Friday, October 23, 2015

52 Ancestors – Otis Elmore Lankford – (week 43 – 2015)

Otis Elmore Lankford, son of William Mell Lankford and Nancy Ella Young, was born on April 28, 1902 in Greene County, Georgia. He was the youngest child of nine—Grover Bennett Lankford, Howard Young Lankford, Annie Lou Lankford, Vesta Bell Lankford, Robert Chester Lankford, Masina Elizabeth Lankford, Pauline Lankford, William Reese Lankford, and Otis Elmore Lankford. His oldest brother Grover, born on October 8, 1884, died on July 12, 1885 in Bairdstown, Oglethorpe County, Georgia before his first birthday. Grover was buried at Bairdstown Cemetery.

On April 20, 1910, Otis and his family lived in Bairdstown. His father was a farmer on a general farm. Tragedy stuck the Lankford family in 1914 when Otis died suddenly on December 29 in Bairdstown. The news articles below provide an accounting of his sudden death.

The Atlanta Constitution, December 31, 1914: Practical Joke That Caused Death to Boy, Athens, Ga., December 30.—(Special.) Thirteen-year-old Robert [sic] Langford, near Bairdstown, was shot and instantly killed by Hugh Arnold, a young man just grown, member of a prominent Oglethorpe county family. The boys are alleged to have been tricking young Arnold, who was returning from a call on a young lady, and he opened fire with an automatic pistol, with the above result.

Oglethorpe Echo, Friday, January 8, 1915: A MOST LAMENTABLE KILLING LAST WEEK AT BAIRDSTOWN—Young Man Fires Pistol Aimlessly and Kills a Boy Some Distance Away: One of the most lamentable affairs we have ever had to record occurred at Bairdstown on the night of December 28. A party of boys were out engaged in a common kind of mischief of rocking other boys that were calling upon some young ladies. Hugh Arnold, a son of Mr. Berrien B. Arnold, a young man about grown, knew of this mischief and hearing them at the mischief some distance away decided to “turn the joke” by firing off his pistol to frighten them. When he had shot twice one of the boys in the rocking party called to not to shoot any more as he had hit one of the party. The boy that was hit was Otis Lankford, a fourteen-year-old son of Mr. Will Lankford. The ball struck him in the head and he survived for only a few hours. Young Arnold was dumfounded that the shot from his pistol had found a mark among the party of boys. He says he had no idea that he was shooting even in their direction and shot merely to frighten them. The boys were not rocking him and he had no reason to shoot any of them. The shooting occurred just across the line in Greene county. Young Arnold has been arranged upon preliminary trial and bound over to the Superior court under a bond of four hundred dollars. The affair is one that is deeply lamented by the families of both the boys and their friends. From the best information we can get it is but an affair of thoughtlessness upon the part of the boys.

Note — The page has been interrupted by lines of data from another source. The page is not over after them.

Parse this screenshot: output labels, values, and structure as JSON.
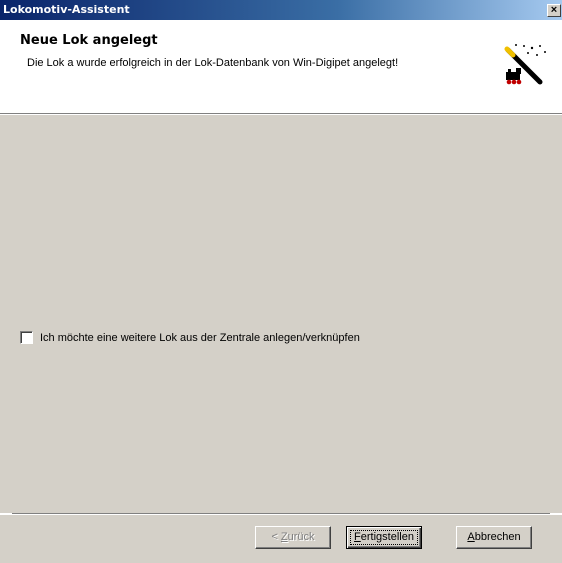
{
  "window": {
    "title": "Lokomotiv-Assistent",
    "close_symbol": "×"
  },
  "header": {
    "title": "Neue Lok angelegt",
    "subtitle": "Die Lok a wurde erfolgreich in der Lok-Datenbank von Win-Digipet angelegt!",
    "icon": "magic-wand-locomotive-icon"
  },
  "content": {
    "checkbox_label": "Ich möchte eine weitere Lok aus der Zentrale anlegen/verknüpfen",
    "checkbox_checked": false
  },
  "footer": {
    "back_prefix": "< ",
    "back_access": "Z",
    "back_rest": "urück",
    "finish_access": "F",
    "finish_rest": "ertigstellen",
    "cancel_access": "A",
    "cancel_rest": "bbrechen"
  },
  "colors": {
    "titlebar_start": "#0a246a",
    "titlebar_end": "#a6caf0",
    "face": "#d4d0c8"
  }
}
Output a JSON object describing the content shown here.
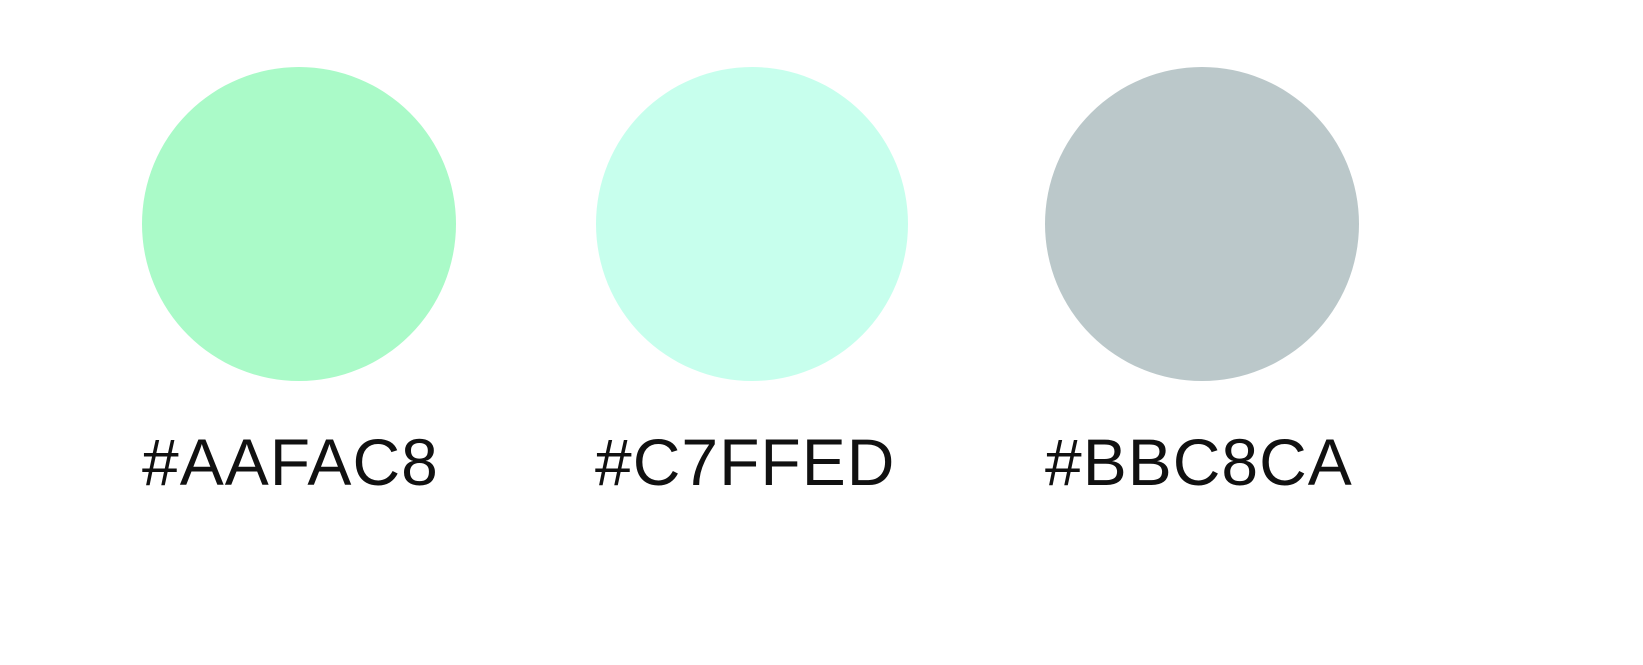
{
  "swatches": [
    {
      "hex_label": "#AAFAC8",
      "color": "#AAFAC8"
    },
    {
      "hex_label": "#C7FFED",
      "color": "#C7FFED"
    },
    {
      "hex_label": "#BBC8CA",
      "color": "#BBC8CA"
    }
  ]
}
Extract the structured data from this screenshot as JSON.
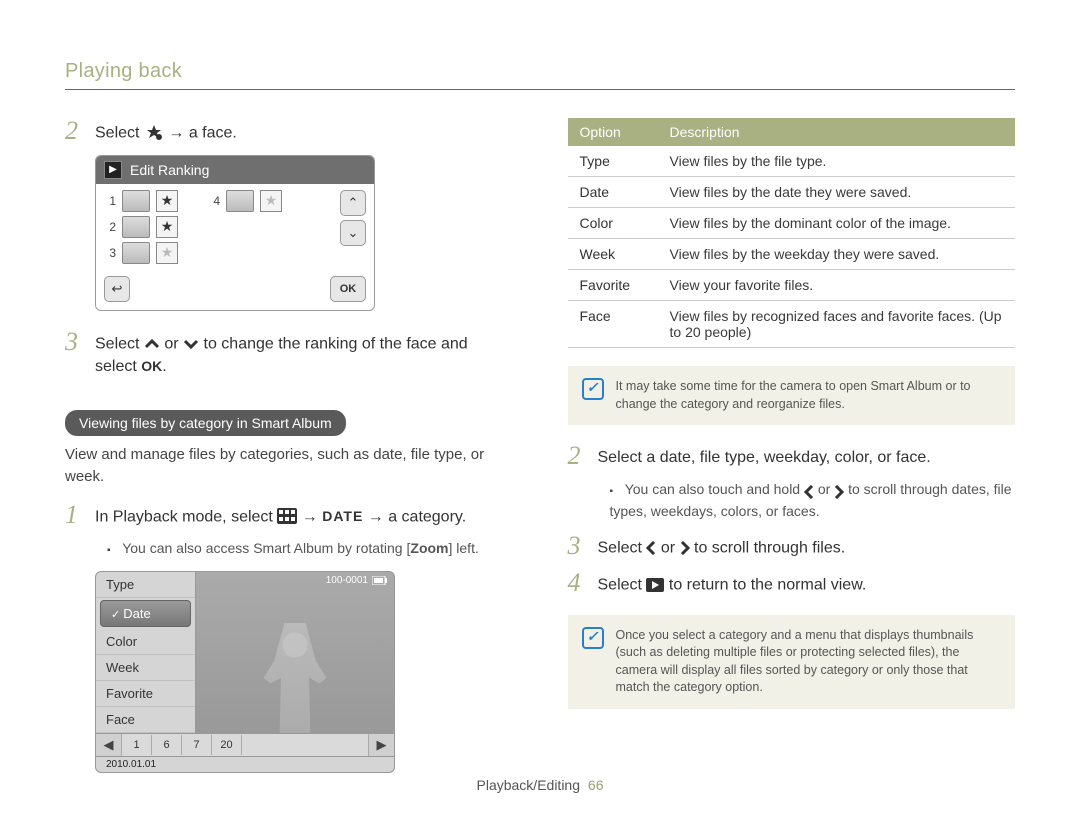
{
  "header": {
    "title": "Playing back"
  },
  "left": {
    "step2": {
      "num": "2",
      "pre": "Select ",
      "post": " → a face."
    },
    "rank": {
      "title": "Edit Ranking",
      "rows": [
        {
          "n": "1",
          "star": true,
          "pair_n": "4",
          "pair_star": false
        },
        {
          "n": "2",
          "star": true
        },
        {
          "n": "3",
          "star": false
        }
      ]
    },
    "step3": {
      "num": "3",
      "pre": "Select ",
      "mid": " or ",
      "post": " to change the ranking of the face and select ",
      "end": "."
    },
    "pill": "Viewing files by category in Smart Album",
    "pill_body": "View and manage files by categories, such as date, file type, or week.",
    "step1b": {
      "num": "1",
      "pre": "In Playback mode, select ",
      "post": " → a category."
    },
    "step1b_sub": "You can also access Smart Album by rotating [",
    "step1b_sub_bold": "Zoom",
    "step1b_sub_end": "] left.",
    "smart": {
      "menu": [
        "Type",
        "Date",
        "Color",
        "Week",
        "Favorite",
        "Face"
      ],
      "selected": "Date",
      "file_no": "100-0001",
      "pages": [
        "1",
        "6",
        "7",
        "20"
      ],
      "date": "2010.01.01"
    }
  },
  "right": {
    "table": {
      "headers": [
        "Option",
        "Description"
      ],
      "rows": [
        [
          "Type",
          "View files by the file type."
        ],
        [
          "Date",
          "View files by the date they were saved."
        ],
        [
          "Color",
          "View files by the dominant color of the image."
        ],
        [
          "Week",
          "View files by the weekday they were saved."
        ],
        [
          "Favorite",
          "View your favorite files."
        ],
        [
          "Face",
          "View files by recognized faces and favorite faces. (Up to 20 people)"
        ]
      ]
    },
    "note1": "It may take some time for the camera to open Smart Album or to change the category and reorganize files.",
    "step2": {
      "num": "2",
      "text": "Select a date, file type, weekday, color, or face."
    },
    "step2_sub_pre": "You can also touch and hold ",
    "step2_sub_mid": " or ",
    "step2_sub_post": " to scroll through dates, file types, weekdays, colors, or faces.",
    "step3": {
      "num": "3",
      "pre": "Select ",
      "mid": " or ",
      "post": " to scroll through files."
    },
    "step4": {
      "num": "4",
      "pre": "Select ",
      "post": " to return to the normal view."
    },
    "note2": "Once you select a category and a menu that displays thumbnails (such as deleting multiple files or protecting selected files), the camera will display all files sorted by category or only those that match the category option."
  },
  "footer": {
    "section": "Playback/Editing",
    "page": "66"
  },
  "icons": {
    "date_label": "DATE",
    "ok_label": "OK"
  }
}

Eatonton Messenger, Eatonton, Georgia, January 8, 1915: Greene County: News reached Greensboro from Bairdstown that Otis Lankford, the young son of Mr. and Mrs. Will Lankford, died Tuesday from the effects of a pistol shot fired Monday night by Hugh Arnold, son of Mr. and Mrs. B. H. Arnold, prominent citizens of that section. From all accounts of the shooting, it appears that young Arnold was returning home in a buggy after calling on a young lady when several young boys began to rock him rather vigorously. Arnold drew an automatic pistol and fired into the crowd, young Lankford being shot through the head and dying in a few hours. The funeral and interment of young Arnold took place Wednesday afternoon at Bairdstown. An investigation was held and young Arnold placed under a $400.00 bond.

Otis was buried at Bairdstown Cemetery with his brother Grover. Otis’ grandfather, Robert Chester Lankford and many other Lankford family members are buried at Bairdstown Cemetery as well.

The theme for week 43 of the 52 Ancestors in 52 Weeks challenge is “Oops. An ancestor who made an “oops,” or one that you made while researching one of them. (We’ve all done it, believe me!).” This “Oops” happens to be a sad, tragic one.


  1. This is very sad. A tragedy that would affect the lives and families of all of the boys involved, I'm sure.

    1. I agree. It almost sounds like something you'd hear on the news today.